WILLEMSTAD – The majority of the population of Curaçao experiences health issues. According to the chair of the General Practitioners Association Walid Elhage, it is estimated that 15 to 20 percent of the population suffers from diabetes and that half of the population is obese. Physicians note that these are major risks during a pandemic.
The high poverty rate and the unhealthy lifestyle on the island are noticeable in the clinical presentations on the island. “The combination of diabetes, obesity, and hypertension (high blood pressure) means that the high risk group for COVID-19 (coronavirus) starts at 45 years of age on Curaçao”, says Elhage.
“Compared to the Netherlands, where mostly those over 55 are part of the high risk group.” The physician states that the health of the population has been lagging behind for years and that this is one of the reasons why such aggressive measures have been taken to keep the coronavirus out of the country.
‘The number of dialyses patients and amputations are high’
– Curaçao minister for Health
The Curaçao minister for Health, Suzy Camelia-Römer, is not surprised by the numbers.
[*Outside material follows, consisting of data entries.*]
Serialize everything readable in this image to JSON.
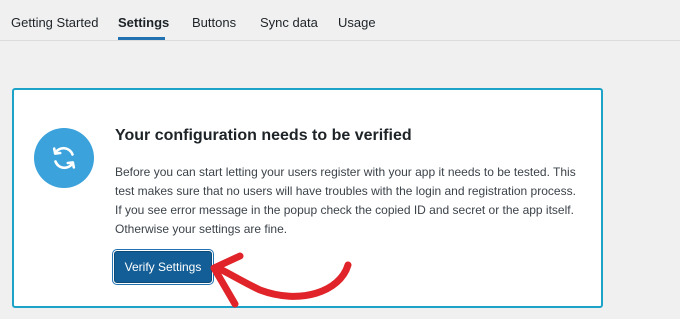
{
  "tabs": {
    "items": [
      {
        "label": "Getting Started"
      },
      {
        "label": "Settings"
      },
      {
        "label": "Buttons"
      },
      {
        "label": "Sync data"
      },
      {
        "label": "Usage"
      }
    ],
    "active": "Settings"
  },
  "notice": {
    "title": "Your configuration needs to be verified",
    "lines": [
      "Before you can start letting your users register with your app it needs to be tested. This",
      "test makes sure that no users will have troubles with the login and registration process.",
      "If you see error message in the popup check the copied ID and secret or the app itself.",
      "Otherwise your settings are fine."
    ],
    "icon": "sync-icon",
    "button_label": "Verify Settings"
  },
  "colors": {
    "accent": "#2271b1",
    "card_border": "#1ea3c8",
    "icon_circle": "#3ba2dc",
    "button": "#135e96",
    "annotation_arrow": "#e0242a"
  }
}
She has been advocating for a long time to reduce these clinical presentations. “Apart from the COVID-19 situation, obesity, diabetes, and hypertension are a major problem for our society. The amount of amputations and dialysis patients are very high”, according to the minister.
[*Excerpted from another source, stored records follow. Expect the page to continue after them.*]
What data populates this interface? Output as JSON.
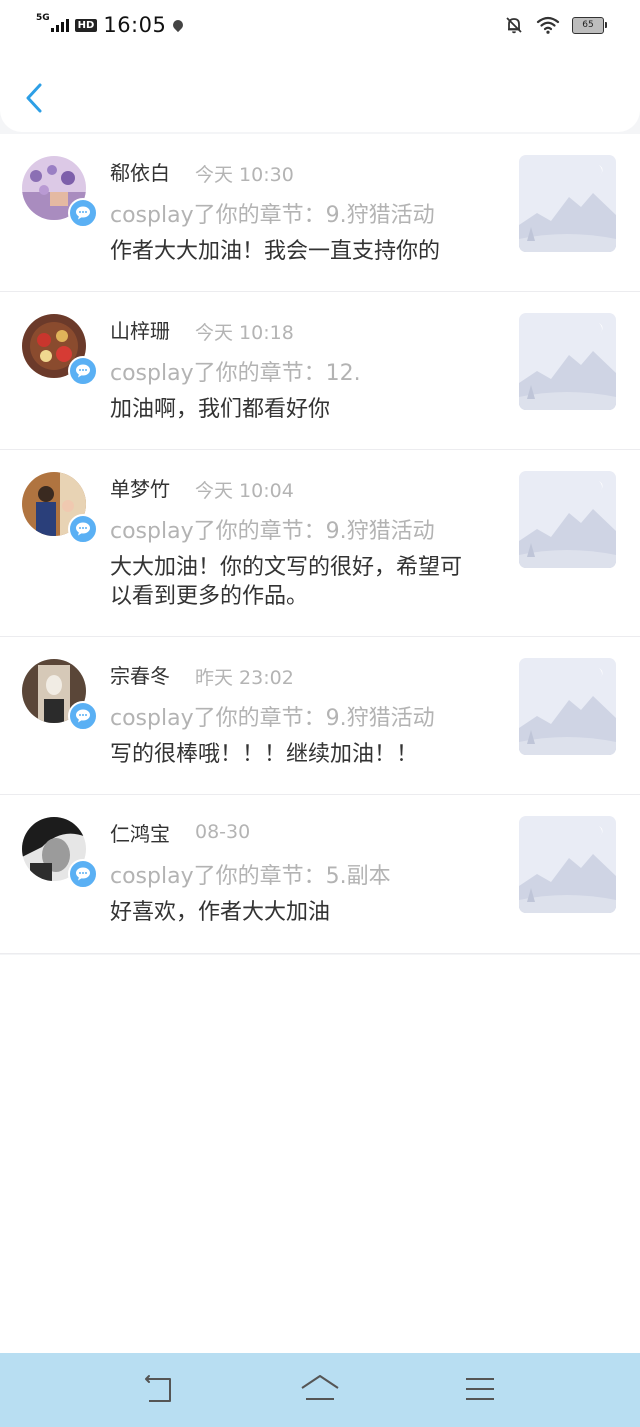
{
  "status_bar": {
    "network": "5G",
    "hd": "HD",
    "time": "16:05",
    "battery": "65"
  },
  "notifications": [
    {
      "user": "郗依白",
      "time": "今天 10:30",
      "chapter": "cosplay了你的章节：9.狩猎活动",
      "comment": "作者大大加油！我会一直支持你的"
    },
    {
      "user": "山梓珊",
      "time": "今天 10:18",
      "chapter": "cosplay了你的章节：12.",
      "comment": "加油啊，我们都看好你"
    },
    {
      "user": "单梦竹",
      "time": "今天 10:04",
      "chapter": "cosplay了你的章节：9.狩猎活动",
      "comment": "大大加油！你的文写的很好，希望可以看到更多的作品。"
    },
    {
      "user": "宗春冬",
      "time": "昨天 23:02",
      "chapter": "cosplay了你的章节：9.狩猎活动",
      "comment": "写的很棒哦！！！继续加油！！"
    },
    {
      "user": "仁鸿宝",
      "time": "08-30",
      "chapter": "cosplay了你的章节：5.副本",
      "comment": "好喜欢，作者大大加油"
    }
  ],
  "colors": {
    "accent": "#2d9fe6",
    "badge": "#5ab0f4",
    "nav_bar": "#b8def2"
  }
}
“To give you some perspective, the number of dialysis beds in the Curaçao Medical Center (CMC) is three times as high as for example the Erasmus Ziekenhuis in Rotterdam”, says Elhage. Camelia-Römer has said that her ministry is working to set up programs which will improve the general health of the population through healthy food choices.
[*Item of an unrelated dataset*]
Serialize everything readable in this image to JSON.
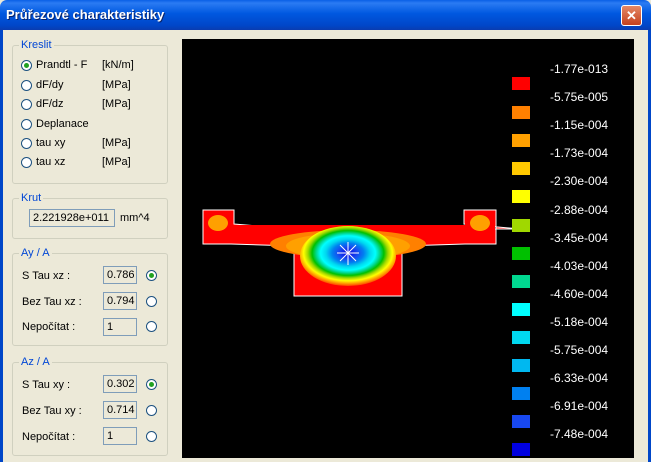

Hospitality going healthy
Someone who doesn’t want to wait on that is Berry Wouters, owner of foodservice supplier DeliNova. Since the start of the COVID-19 measures, most restaurants and hotels on Curaçao have remained closed. That’s why Wouters, in collaboration with other suppliers, decided to set up the Daily Meal Program (DMP). Through this program volunteers offer free healthy meals to individuals who have been affected by the impact of the coronavirus.
A report by Kim Hendriksen
“The aim is that the Daily Meal Program will be integrated into a larger plan, where we want to help community centers grow their own vegetables so that they are no longer dependent on us. It’s the first step on the road to a healthier population”, according to Wouters.